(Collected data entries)
•••

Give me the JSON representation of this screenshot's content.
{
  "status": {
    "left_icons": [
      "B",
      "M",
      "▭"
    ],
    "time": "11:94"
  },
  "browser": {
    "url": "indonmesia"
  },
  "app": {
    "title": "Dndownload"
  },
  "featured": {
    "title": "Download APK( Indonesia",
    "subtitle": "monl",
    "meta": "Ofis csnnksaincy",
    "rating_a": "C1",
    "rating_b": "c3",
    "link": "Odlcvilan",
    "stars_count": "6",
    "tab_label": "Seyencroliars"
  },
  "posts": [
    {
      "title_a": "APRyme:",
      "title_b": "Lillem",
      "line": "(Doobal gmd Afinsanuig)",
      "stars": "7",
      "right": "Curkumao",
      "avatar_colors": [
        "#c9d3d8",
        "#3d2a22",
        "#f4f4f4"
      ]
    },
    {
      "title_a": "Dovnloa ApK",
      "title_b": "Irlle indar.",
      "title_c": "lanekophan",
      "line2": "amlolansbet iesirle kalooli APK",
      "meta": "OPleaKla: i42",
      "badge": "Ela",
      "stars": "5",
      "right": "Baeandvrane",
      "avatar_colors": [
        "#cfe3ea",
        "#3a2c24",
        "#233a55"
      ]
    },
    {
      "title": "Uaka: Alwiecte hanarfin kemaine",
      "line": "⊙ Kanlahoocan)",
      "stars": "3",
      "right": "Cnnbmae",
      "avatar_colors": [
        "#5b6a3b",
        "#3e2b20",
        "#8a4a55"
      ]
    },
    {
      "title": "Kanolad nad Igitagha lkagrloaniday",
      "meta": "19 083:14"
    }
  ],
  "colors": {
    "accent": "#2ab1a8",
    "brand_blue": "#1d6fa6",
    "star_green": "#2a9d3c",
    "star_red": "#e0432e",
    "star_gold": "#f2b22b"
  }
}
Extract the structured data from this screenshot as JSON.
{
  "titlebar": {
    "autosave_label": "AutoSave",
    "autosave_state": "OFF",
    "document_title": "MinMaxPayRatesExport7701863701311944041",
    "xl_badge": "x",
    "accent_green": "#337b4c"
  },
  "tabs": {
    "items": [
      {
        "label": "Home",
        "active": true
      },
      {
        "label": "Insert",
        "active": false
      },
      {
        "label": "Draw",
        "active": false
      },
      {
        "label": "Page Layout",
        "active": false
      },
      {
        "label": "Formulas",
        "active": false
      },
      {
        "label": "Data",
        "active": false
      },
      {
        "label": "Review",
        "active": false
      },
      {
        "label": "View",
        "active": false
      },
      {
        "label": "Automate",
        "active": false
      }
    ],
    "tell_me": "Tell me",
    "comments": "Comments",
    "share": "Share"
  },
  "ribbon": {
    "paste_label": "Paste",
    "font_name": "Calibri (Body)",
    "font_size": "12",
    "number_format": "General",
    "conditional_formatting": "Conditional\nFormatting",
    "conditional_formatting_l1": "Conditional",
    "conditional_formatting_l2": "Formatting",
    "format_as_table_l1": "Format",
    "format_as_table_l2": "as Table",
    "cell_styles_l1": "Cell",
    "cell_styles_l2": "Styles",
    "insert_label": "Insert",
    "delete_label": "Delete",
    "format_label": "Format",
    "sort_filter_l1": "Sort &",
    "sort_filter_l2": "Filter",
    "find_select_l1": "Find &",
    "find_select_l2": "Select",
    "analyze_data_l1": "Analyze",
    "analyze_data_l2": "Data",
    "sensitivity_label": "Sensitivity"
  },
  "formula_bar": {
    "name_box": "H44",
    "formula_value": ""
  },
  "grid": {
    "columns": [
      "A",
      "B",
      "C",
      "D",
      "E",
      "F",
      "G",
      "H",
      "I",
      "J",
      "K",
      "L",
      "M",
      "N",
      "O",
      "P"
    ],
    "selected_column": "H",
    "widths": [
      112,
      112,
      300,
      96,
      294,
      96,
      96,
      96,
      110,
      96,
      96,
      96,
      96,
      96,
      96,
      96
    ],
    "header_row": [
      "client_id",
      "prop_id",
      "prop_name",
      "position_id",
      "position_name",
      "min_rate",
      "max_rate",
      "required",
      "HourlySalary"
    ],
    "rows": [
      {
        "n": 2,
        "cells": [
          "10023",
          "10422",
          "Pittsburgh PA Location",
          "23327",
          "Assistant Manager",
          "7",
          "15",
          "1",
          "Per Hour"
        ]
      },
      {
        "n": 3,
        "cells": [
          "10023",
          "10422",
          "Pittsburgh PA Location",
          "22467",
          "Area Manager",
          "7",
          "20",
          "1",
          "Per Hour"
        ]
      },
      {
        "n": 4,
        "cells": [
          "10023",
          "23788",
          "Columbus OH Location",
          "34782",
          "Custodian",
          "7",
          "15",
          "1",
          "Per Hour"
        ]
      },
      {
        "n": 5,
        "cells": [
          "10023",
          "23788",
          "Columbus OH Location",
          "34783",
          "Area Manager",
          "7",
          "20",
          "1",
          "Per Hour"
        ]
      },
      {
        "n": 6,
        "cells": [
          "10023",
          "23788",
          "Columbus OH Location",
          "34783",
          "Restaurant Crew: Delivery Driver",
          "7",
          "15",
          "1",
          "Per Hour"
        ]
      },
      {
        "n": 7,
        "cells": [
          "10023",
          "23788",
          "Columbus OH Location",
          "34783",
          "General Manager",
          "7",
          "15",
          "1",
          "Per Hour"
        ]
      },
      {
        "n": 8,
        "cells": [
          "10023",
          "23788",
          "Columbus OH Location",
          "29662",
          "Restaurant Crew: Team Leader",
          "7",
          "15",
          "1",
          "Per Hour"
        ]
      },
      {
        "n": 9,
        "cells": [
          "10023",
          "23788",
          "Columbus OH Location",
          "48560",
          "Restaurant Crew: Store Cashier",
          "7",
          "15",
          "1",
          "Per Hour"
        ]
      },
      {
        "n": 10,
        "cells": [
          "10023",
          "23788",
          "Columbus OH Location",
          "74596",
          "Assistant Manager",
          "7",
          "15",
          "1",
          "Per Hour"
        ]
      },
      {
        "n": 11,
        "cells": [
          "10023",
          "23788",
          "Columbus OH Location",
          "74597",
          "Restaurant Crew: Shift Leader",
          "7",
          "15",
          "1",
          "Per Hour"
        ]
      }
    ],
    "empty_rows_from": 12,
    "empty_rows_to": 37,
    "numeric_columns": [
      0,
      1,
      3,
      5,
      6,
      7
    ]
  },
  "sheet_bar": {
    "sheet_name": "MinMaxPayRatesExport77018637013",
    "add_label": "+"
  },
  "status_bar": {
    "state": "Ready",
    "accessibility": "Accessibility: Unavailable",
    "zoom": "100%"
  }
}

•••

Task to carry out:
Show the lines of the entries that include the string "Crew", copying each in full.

Response to the exercise:
          "Restaurant Crew: Delivery Driver",
          "Restaurant Crew: Team Leader",
          "Restaurant Crew: Store Cashier",
          "Restaurant Crew: Shift Leader",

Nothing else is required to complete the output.